◆ EXERCISE INSTRUCTIONS: Each entry is to be restated word for word, with nothing omitted.

◆ EXERCISE MATERIALS:
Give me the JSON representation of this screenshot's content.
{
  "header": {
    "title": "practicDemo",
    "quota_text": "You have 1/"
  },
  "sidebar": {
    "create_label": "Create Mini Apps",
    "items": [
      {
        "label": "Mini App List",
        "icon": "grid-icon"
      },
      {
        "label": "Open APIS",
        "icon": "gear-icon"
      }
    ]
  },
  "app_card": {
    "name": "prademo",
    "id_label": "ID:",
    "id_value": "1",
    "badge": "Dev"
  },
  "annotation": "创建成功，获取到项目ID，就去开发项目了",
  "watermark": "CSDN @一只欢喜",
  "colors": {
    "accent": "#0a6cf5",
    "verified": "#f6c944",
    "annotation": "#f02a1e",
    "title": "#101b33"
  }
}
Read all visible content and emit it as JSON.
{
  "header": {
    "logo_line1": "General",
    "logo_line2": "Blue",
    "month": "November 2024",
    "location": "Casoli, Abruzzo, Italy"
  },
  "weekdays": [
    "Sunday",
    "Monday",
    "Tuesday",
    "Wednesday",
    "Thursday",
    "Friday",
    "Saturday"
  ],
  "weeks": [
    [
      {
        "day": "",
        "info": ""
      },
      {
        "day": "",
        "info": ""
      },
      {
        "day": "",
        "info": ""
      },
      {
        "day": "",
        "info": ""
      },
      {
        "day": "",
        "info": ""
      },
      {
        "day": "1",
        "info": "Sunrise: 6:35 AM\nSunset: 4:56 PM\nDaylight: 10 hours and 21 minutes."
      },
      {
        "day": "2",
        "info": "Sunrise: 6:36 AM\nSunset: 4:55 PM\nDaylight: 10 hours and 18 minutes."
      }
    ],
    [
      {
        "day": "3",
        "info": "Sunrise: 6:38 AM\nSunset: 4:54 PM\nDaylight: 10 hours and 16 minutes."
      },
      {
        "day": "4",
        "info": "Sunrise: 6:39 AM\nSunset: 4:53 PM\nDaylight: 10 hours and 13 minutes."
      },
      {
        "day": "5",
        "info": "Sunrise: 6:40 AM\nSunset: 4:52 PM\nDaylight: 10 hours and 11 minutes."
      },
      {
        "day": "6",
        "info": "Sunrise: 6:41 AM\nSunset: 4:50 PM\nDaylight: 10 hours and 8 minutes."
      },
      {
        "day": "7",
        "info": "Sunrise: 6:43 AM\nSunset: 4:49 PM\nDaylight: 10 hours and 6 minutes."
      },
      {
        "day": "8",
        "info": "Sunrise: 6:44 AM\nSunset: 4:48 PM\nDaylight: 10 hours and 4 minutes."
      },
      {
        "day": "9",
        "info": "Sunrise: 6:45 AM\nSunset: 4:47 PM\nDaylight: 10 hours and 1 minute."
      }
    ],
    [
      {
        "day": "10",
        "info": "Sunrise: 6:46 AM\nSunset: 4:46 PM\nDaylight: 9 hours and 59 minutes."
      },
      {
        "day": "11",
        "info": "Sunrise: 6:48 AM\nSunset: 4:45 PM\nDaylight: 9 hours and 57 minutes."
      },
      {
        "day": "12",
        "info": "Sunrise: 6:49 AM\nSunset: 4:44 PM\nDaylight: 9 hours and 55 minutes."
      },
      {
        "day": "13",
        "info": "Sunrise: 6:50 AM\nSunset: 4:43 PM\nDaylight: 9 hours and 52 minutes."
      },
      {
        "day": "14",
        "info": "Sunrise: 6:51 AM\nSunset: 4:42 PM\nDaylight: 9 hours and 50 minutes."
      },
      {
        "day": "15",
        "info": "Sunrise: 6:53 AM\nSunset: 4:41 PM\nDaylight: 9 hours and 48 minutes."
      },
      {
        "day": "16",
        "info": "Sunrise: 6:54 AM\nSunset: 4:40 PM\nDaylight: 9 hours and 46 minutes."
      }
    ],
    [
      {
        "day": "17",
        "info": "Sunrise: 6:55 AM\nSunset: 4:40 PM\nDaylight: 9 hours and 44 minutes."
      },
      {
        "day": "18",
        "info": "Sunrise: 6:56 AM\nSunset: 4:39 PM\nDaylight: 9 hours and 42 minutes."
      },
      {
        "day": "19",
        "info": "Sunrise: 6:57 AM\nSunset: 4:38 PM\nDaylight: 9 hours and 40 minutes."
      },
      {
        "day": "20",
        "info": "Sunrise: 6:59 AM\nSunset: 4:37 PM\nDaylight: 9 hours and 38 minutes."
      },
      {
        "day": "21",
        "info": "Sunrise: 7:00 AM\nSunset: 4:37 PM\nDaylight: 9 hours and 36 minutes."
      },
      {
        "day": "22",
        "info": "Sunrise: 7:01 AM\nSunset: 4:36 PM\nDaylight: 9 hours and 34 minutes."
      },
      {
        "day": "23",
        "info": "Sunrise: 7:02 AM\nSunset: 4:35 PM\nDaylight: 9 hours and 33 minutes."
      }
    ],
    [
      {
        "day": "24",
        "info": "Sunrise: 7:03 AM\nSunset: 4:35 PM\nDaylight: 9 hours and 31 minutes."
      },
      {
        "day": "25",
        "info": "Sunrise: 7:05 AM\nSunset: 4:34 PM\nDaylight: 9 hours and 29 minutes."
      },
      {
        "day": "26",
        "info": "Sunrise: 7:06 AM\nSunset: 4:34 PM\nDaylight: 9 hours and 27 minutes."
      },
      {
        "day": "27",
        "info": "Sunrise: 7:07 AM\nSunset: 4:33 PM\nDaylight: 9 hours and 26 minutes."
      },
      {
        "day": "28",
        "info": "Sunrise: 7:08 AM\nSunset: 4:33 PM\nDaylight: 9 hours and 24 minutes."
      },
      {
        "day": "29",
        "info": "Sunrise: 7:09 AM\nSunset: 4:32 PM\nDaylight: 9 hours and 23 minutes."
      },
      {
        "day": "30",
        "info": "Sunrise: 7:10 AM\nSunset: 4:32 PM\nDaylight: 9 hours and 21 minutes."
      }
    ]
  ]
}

◆ EXERCISE RESULT:
Give me the JSON representation of this screenshot's content.
{
  "header": {
    "title": "practicDemo",
    "quota_text": "You have 1/"
  },
  "sidebar": {
    "create_label": "Create Mini Apps",
    "items": [
      {
        "label": "Mini App List",
        "icon": "grid-icon"
      },
      {
        "label": "Open APIS",
        "icon": "gear-icon"
      }
    ]
  },
  "app_card": {
    "name": "prademo",
    "id_label": "ID:",
    "id_value": "1",
    "badge": "Dev"
  },
  "annotation": "创建成功，获取到项目ID，就去开发项目了",
  "watermark": "CSDN @一只欢喜",
  "colors": {
    "accent": "#0a6cf5",
    "verified": "#f6c944",
    "annotation": "#f02a1e",
    "title": "#101b33"
  }
}
Read all visible content and emit it as JSON.
{
  "header": {
    "logo_line1": "General",
    "logo_line2": "Blue",
    "month": "November 2024",
    "location": "Casoli, Abruzzo, Italy"
  },
  "weekdays": [
    "Sunday",
    "Monday",
    "Tuesday",
    "Wednesday",
    "Thursday",
    "Friday",
    "Saturday"
  ],
  "weeks": [
    [
      {
        "day": "",
        "info": ""
      },
      {
        "day": "",
        "info": ""
      },
      {
        "day": "",
        "info": ""
      },
      {
        "day": "",
        "info": ""
      },
      {
        "day": "",
        "info": ""
      },
      {
        "day": "1",
        "info": "Sunrise: 6:35 AM\nSunset: 4:56 PM\nDaylight: 10 hours and 21 minutes."
      },
      {
        "day": "2",
        "info": "Sunrise: 6:36 AM\nSunset: 4:55 PM\nDaylight: 10 hours and 18 minutes."
      }
    ],
    [
      {
        "day": "3",
        "info": "Sunrise: 6:38 AM\nSunset: 4:54 PM\nDaylight: 10 hours and 16 minutes."
      },
      {
        "day": "4",
        "info": "Sunrise: 6:39 AM\nSunset: 4:53 PM\nDaylight: 10 hours and 13 minutes."
      },
      {
        "day": "5",
        "info": "Sunrise: 6:40 AM\nSunset: 4:52 PM\nDaylight: 10 hours and 11 minutes."
      },
      {
        "day": "6",
        "info": "Sunrise: 6:41 AM\nSunset: 4:50 PM\nDaylight: 10 hours and 8 minutes."
      },
      {
        "day": "7",
        "info": "Sunrise: 6:43 AM\nSunset: 4:49 PM\nDaylight: 10 hours and 6 minutes."
      },
      {
        "day": "8",
        "info": "Sunrise: 6:44 AM\nSunset: 4:48 PM\nDaylight: 10 hours and 4 minutes."
      },
      {
        "day": "9",
        "info": "Sunrise: 6:45 AM\nSunset: 4:47 PM\nDaylight: 10 hours and 1 minute."
      }
    ],
    [
      {
        "day": "10",
        "info": "Sunrise: 6:46 AM\nSunset: 4:46 PM\nDaylight: 9 hours and 59 minutes."
      },
      {
        "day": "11",
        "info": "Sunrise: 6:48 AM\nSunset: 4:45 PM\nDaylight: 9 hours and 57 minutes."
      },
      {
        "day": "12",
        "info": "Sunrise: 6:49 AM\nSunset: 4:44 PM\nDaylight: 9 hours and 55 minutes."
      },
      {
        "day": "13",
        "info": "Sunrise: 6:50 AM\nSunset: 4:43 PM\nDaylight: 9 hours and 52 minutes."
      },
      {
        "day": "14",
        "info": "Sunrise: 6:51 AM\nSunset: 4:42 PM\nDaylight: 9 hours and 50 minutes."
      },
      {
        "day": "15",
        "info": "Sunrise: 6:53 AM\nSunset: 4:41 PM\nDaylight: 9 hours and 48 minutes."
      },
      {
        "day": "16",
        "info": "Sunrise: 6:54 AM\nSunset: 4:40 PM\nDaylight: 9 hours and 46 minutes."
      }
    ],
    [
      {
        "day": "17",
        "info": "Sunrise: 6:55 AM\nSunset: 4:40 PM\nDaylight: 9 hours and 44 minutes."
      },
      {
        "day": "18",
        "info": "Sunrise: 6:56 AM\nSunset: 4:39 PM\nDaylight: 9 hours and 42 minutes."
      },
      {
        "day": "19",
        "info": "Sunrise: 6:57 AM\nSunset: 4:38 PM\nDaylight: 9 hours and 40 minutes."
      },
      {
        "day": "20",
        "info": "Sunrise: 6:59 AM\nSunset: 4:37 PM\nDaylight: 9 hours and 38 minutes."
      },
      {
        "day": "21",
        "info": "Sunrise: 7:00 AM\nSunset: 4:37 PM\nDaylight: 9 hours and 36 minutes."
      },
      {
        "day": "22",
        "info": "Sunrise: 7:01 AM\nSunset: 4:36 PM\nDaylight: 9 hours and 34 minutes."
      },
      {
        "day": "23",
        "info": "Sunrise: 7:02 AM\nSunset: 4:35 PM\nDaylight: 9 hours and 33 minutes."
      }
    ],
    [
      {
        "day": "24",
        "info": "Sunrise: 7:03 AM\nSunset: 4:35 PM\nDaylight: 9 hours and 31 minutes."
      },
      {
        "day": "25",
        "info": "Sunrise: 7:05 AM\nSunset: 4:34 PM\nDaylight: 9 hours and 29 minutes."
      },
      {
        "day": "26",
        "info": "Sunrise: 7:06 AM\nSunset: 4:34 PM\nDaylight: 9 hours and 27 minutes."
      },
      {
        "day": "27",
        "info": "Sunrise: 7:07 AM\nSunset: 4:33 PM\nDaylight: 9 hours and 26 minutes."
      },
      {
        "day": "28",
        "info": "Sunrise: 7:08 AM\nSunset: 4:33 PM\nDaylight: 9 hours and 24 minutes."
      },
      {
        "day": "29",
        "info": "Sunrise: 7:09 AM\nSunset: 4:32 PM\nDaylight: 9 hours and 23 minutes."
      },
      {
        "day": "30",
        "info": "Sunrise: 7:10 AM\nSunset: 4:32 PM\nDaylight: 9 hours and 21 minutes."
      }
    ]
  ]
}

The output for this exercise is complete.